Australia’s small business fraternity are firing on all cylinders. But what does the future hold for this dynamic sector? It can be difficult for small business owners to know – in fact, the only constant in business is change.

Despite this, small business confidence is strong, with 57 per cent of businesses now confident in their prospects over the next 12 months, according to research by Sensis.

Overall, 22 per cent of businesses expect an improvement in the economy in the next 12 months.

57 per cent of small businesses are now confident in their prospects over the next 12 months, experts say.
57 per cent of small businesses are now confident in their prospects over the next 12 months, experts say. CREDIT:GETTY

Metropolitan businesses are feeling somewhat more confident (58 per cent) than their regional counterparts (52 per cent), with 52 per cent of SME owners and managers expecting significant or moderate expansion in the coming 12 months, the latest Sensis Business Index shows.

Revenue growth predicted

The September 2019 SME Growth Index – surveying more than a thousand businesses with annual revenues of $1-$20 million – shows a two-and-a-half-year high in revenue sentiment among SMEs.

It revealed that more than half (54.6 per cent) expect revenue growth for the back half of 2019, predicting an average 5.1 per cent revenue increase.
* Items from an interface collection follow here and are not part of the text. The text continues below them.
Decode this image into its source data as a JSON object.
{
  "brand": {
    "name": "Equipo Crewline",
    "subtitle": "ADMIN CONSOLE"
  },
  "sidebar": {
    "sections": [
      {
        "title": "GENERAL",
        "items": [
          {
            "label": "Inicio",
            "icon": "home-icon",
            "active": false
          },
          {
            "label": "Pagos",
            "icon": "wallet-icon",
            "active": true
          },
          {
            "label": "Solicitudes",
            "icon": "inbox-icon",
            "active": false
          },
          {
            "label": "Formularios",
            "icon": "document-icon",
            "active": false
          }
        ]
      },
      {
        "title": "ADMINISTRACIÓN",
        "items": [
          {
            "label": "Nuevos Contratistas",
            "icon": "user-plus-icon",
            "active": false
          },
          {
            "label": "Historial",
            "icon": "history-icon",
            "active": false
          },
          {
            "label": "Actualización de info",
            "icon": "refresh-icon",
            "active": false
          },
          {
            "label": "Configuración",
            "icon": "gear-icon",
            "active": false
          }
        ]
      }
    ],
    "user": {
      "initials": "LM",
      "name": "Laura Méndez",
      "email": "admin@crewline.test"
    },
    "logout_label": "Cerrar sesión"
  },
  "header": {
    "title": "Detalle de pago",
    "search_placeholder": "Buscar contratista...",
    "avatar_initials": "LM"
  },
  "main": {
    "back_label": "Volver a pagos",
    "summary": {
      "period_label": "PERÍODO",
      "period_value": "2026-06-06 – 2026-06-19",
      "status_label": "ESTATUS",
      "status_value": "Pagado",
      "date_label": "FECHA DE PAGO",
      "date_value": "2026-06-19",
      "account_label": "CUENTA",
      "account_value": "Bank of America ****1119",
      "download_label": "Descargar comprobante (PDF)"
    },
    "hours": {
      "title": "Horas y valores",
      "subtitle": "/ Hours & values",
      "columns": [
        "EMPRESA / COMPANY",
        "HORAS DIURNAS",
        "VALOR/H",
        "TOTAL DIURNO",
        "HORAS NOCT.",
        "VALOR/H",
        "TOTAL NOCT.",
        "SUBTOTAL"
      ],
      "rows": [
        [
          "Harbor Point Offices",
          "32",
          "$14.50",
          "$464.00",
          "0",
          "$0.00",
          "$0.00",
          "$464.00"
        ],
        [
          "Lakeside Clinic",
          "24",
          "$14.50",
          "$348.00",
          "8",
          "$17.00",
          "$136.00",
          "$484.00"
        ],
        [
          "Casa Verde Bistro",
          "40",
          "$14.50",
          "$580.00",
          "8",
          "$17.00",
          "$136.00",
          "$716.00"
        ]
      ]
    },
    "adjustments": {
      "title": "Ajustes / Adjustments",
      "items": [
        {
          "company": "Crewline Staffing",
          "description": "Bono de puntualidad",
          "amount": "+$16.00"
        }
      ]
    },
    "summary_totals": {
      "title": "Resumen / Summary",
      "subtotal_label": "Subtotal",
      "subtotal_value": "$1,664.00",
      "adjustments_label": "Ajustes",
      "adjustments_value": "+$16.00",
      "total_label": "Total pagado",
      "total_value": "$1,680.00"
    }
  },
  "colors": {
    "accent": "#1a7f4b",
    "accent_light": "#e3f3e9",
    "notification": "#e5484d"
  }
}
Improved cash flow was also reported by regional SMEs and 54.3 per cent of city-based small businesses.

Many small businesses are buoyed by the prospect of future growth, with one in 10 in a constant state of expansion.

Meanwhile, investment made by businesses over the past year also demonstrates a focus on growth – with winning new customers, investing in new machinery, hiring new staff and increasing marketing sitting in the top five areas of investment, a NAB white paper on SMEs reveals.

Looking to the future

According to TAFE NSW business management teacher Anthony Jones, sticking with traditional approaches and believing it will suffice in the future is holding many small businesses back – particularly if they’re exposed to a shrinking market.

“It’s important to work on your business, rather than always working in your business to ensure you’re set up to compete,” says Jones, adding that recognition of competition is an integral factor.

Traditional approaches are holding businesses back, says TAFE NSW business management teacher Anthony Jones.
Traditional approaches are holding businesses back, says TAFE NSW business management teacher Anthony Jones. CREDIT:GETTY

“Even when it comes to advertising your business, you need to look at where your audience is and how to reach them in a more effective way. Businesses with a unique service will struggle if they continue to rely on word of mouth into the future.”

Accessing finance

Planning ahead when it comes to funding business growth is paramount given that access to finance remains a significant issue for SMEs. The Sensis research reveals that 30 per cent of business owners and managers believe it’s harder to access finance than it was six months ago.

The report also found that a quarter of businesses are using credit cards to access finance, and more than one in five are increasing their overdraft facilities.

“It’s not enough to be really great at what you do; you always need to be looking to the future and making sure you have an attractive offer that continues to appeal to your constantly-shifting target market,” Jones says.

Continuously looking for ways to keep things current and fresh is key, he adds.+

[“source=smh”]